Martinez paying price for lacking Rodgers' flexibility
Behind his surface optimism about a side who have at least rediscovered the concept of the clean sheet, Phil Jagielka must have wondered how on earth it came to be that today's Merseyside derby conversation contains the words "Everton" and "relegation zone".
Last season Everton were entertaining talk of the Champions League. Now they are in the bottom half of the Premier League table, six points off 10th and 12 behind Liverpool.
"No, it's not make or break," Jagielka insists. "As far as the points situation and where we are in the league, if we get a win it won't change that much."
That is an optimistic interpretation, with trips to Chelsea and Arsenal two of their next three Premier League games. Lose all three and Everton could be back in the relegation mire they were flirting with before last weekend's win at Crystal Palace - only their second in 14 games in all competitions.
The regression of both sides since last season, when their managers looked the epitome of modernity, has been disappointing but Liverpool have rallied in the past few months.
Everton have, frankly, been found out: the intricate, possession-based build-up which damaged teams last season is something opponents are now willing to let Roberto Martinez's players try to their hearts' content. Sides sit back and hit Everton on the counter-attack.
It has felt like second-season syndrome for the manager.
He has varied the approach on occasions, most notably by using the long diagonal ball to good effect in the 1-1 draw at Anfield in September. But there have not been a great many adaptations to the type of football he likes to play.
Brendan Rodgers has shown greater flexibility. His side's 3-1 defeat at Crystal Palace in November left him looking devastated and it was the following week, at Old Trafford, that he first employed the new 3-4-3 system which has turned the team around.
Rodgers can reflect, heading into the weekend, on that new system. "I had to arrest the (negative) momentum," he says. "I had to find a way that was going to provide the identity and restore the principles of the team. It was looking at each individual player and looking at where I can get a way of working how we want to work with (each one).
"It is not a simple system but, once the players understand it, we have good balance in the team. Offensively, we are creating chances. We can be more clinical. But we don't look like conceding many."

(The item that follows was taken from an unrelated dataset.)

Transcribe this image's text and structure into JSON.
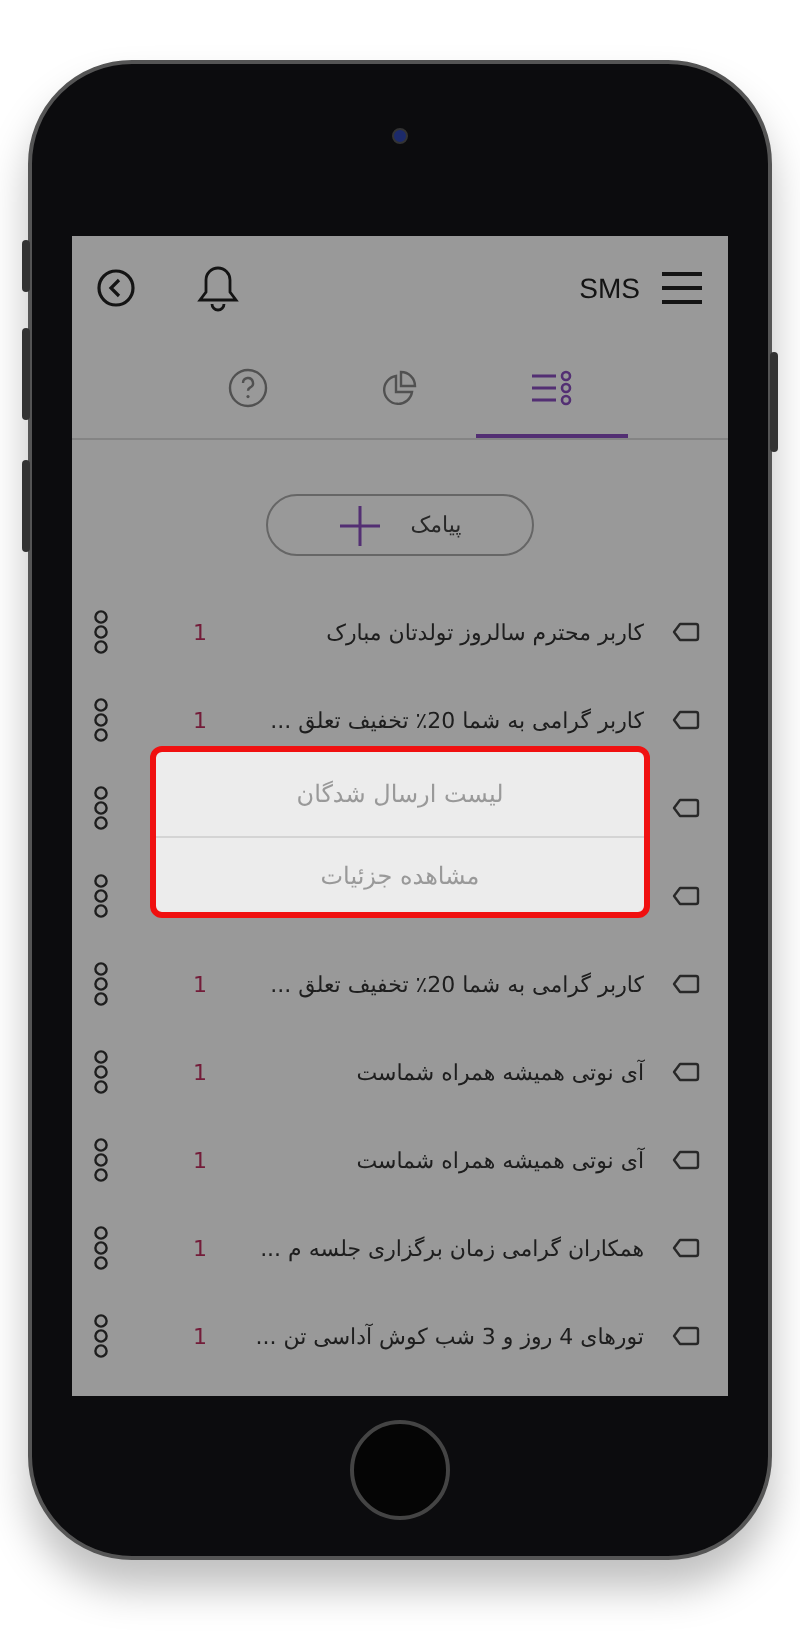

It is a variation on an idea he once tried at Swansea, where he described it as a "three-diamond-three" - though now the central shape is a square.
The Swansea formula featured a three-man front line, with Danny Graham playing in between Scott Sinclair and Kieron Dyer, both of whom were pinned to the wings.

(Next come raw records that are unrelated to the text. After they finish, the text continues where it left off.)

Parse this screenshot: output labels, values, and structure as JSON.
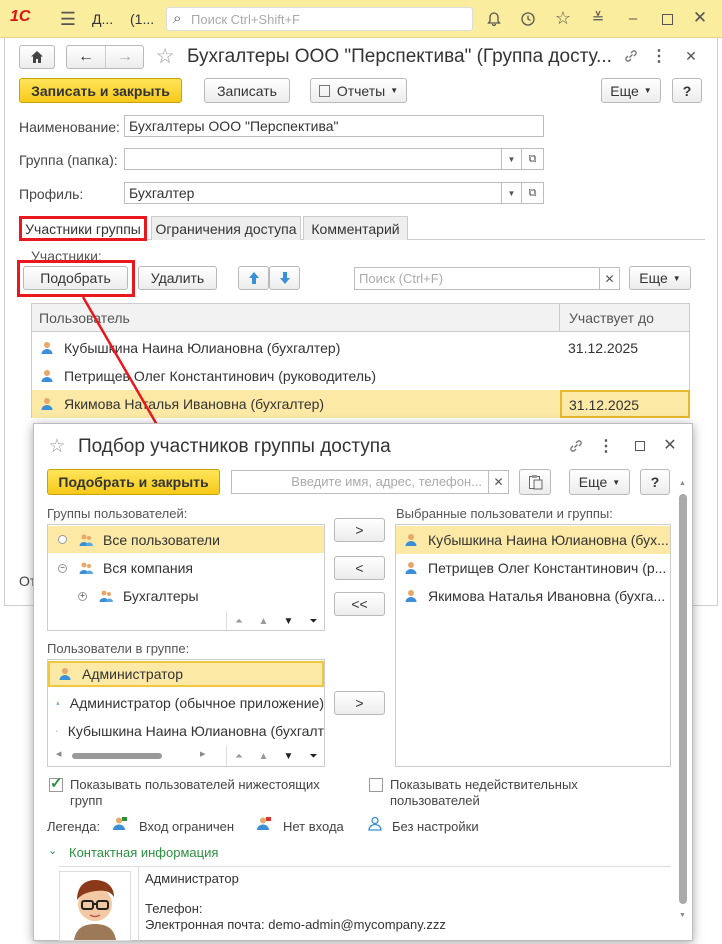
{
  "topbar": {
    "app_logo": "1С",
    "tab_text": "Д...",
    "tab_count": "(1...",
    "search_placeholder": "Поиск Ctrl+Shift+F"
  },
  "main": {
    "title": "Бухгалтеры ООО \"Перспектива\" (Группа досту...",
    "save_close_label": "Записать и закрыть",
    "save_label": "Записать",
    "reports_label": "Отчеты",
    "more_label": "Еще",
    "help_label": "?",
    "name_label": "Наименование:",
    "name_value": "Бухгалтеры ООО \"Перспектива\"",
    "group_label": "Группа (папка):",
    "group_value": "",
    "profile_label": "Профиль:",
    "profile_value": "Бухгалтер",
    "tabs": [
      "Участники группы",
      "Ограничения доступа",
      "Комментарий"
    ],
    "members_label": "Участники:",
    "pick_label": "Подобрать",
    "delete_label": "Удалить",
    "search_placeholder": "Поиск (Ctrl+F)",
    "table_more_label": "Еще",
    "col_user": "Пользователь",
    "col_until": "Участвует до",
    "rows": [
      {
        "user": "Кубышкина Наина Юлиановна (бухгалтер)",
        "until": "31.12.2025"
      },
      {
        "user": "Петрищев Олег Константинович (руководитель)",
        "until": ""
      },
      {
        "user": "Якимова Наталья Ивановна (бухгалтер)",
        "until": "31.12.2025"
      }
    ],
    "bottom_cut": "От"
  },
  "dialog": {
    "title": "Подбор участников группы доступа",
    "pick_close_label": "Подобрать и закрыть",
    "search_placeholder": "Введите имя, адрес, телефон...",
    "more_label": "Еще",
    "help_label": "?",
    "groups_label": "Группы пользователей:",
    "groups": [
      "Все пользователи",
      "Вся компания",
      "Бухгалтеры"
    ],
    "selected_label": "Выбранные пользователи и группы:",
    "selected": [
      "Кубышкина Наина Юлиановна (бух...",
      "Петрищев Олег Константинович (р...",
      "Якимова Наталья Ивановна (бухга..."
    ],
    "move_right": ">",
    "move_left": "<",
    "move_all_left": "<<",
    "users_label": "Пользователи в группе:",
    "users": [
      "Администратор",
      "Администратор (обычное приложение)",
      "Кубышкина Наина Юлиановна (бухгалт"
    ],
    "show_sub_label": "Показывать пользователей нижестоящих групп",
    "show_sub_checked": true,
    "show_invalid_label": "Показывать недействительных пользователей",
    "show_invalid_checked": false,
    "legend_label": "Легенда:",
    "legend_restricted": "Вход ограничен",
    "legend_noentry": "Нет входа",
    "legend_nosetup": "Без настройки",
    "contact_label": "Контактная информация",
    "contact_name": "Администратор",
    "contact_phone": "Телефон:",
    "contact_email": "Электронная почта: demo-admin@mycompany.zzz"
  },
  "colors": {
    "accent_red": "#e8181e",
    "yellow_btn": "#f6c919",
    "selection": "#fbe9a5",
    "link_green": "#2b9040",
    "icon_blue": "#3a8fd6"
  }
}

On Merseyside, Philippe Coutinho and Adam Lallana are encouraged to operate as inside forwards, with Raheem Sterling central.
But it is in the muscular defensive addition of Lucas Leiva that Rodgers has gone most against his instincts. Martinez has been slower to accept that the same pragmatism is necessary.
Rodgers has also shown adaptability by returning to Mamadou Sakho, who walked out of Anfield before September's derby after he was not named in the squad but is now one of the three central defenders made to look far more secure by the new 3-4-3 system.
Everton could have midfielder James McCarthy and goalkeeper Tim Howard back in contention for today, while Rodgers deliberates over whether to start with Daniel Sturridge in the derby or against Tottenham on Tuesday, with the latter seeming to be his preference.
Lazar Markovic and Lucas face late fitness tests.
Liverpool require a win to maintain their push for "not just fourth, but beyond that", as Rodgers puts it. Everton require a win to stop looking over their shoulders. Their needs are laced with the greater anxiety.
"No matter how the season is going, when these games come, if you can pick up a win it spreads a lot of cheer throughout the supporters," says Jagielka. "They've not had too much to get excited about in the league. We're desperate to give them something to cling on to." (© Independent News Service)
Independent News Service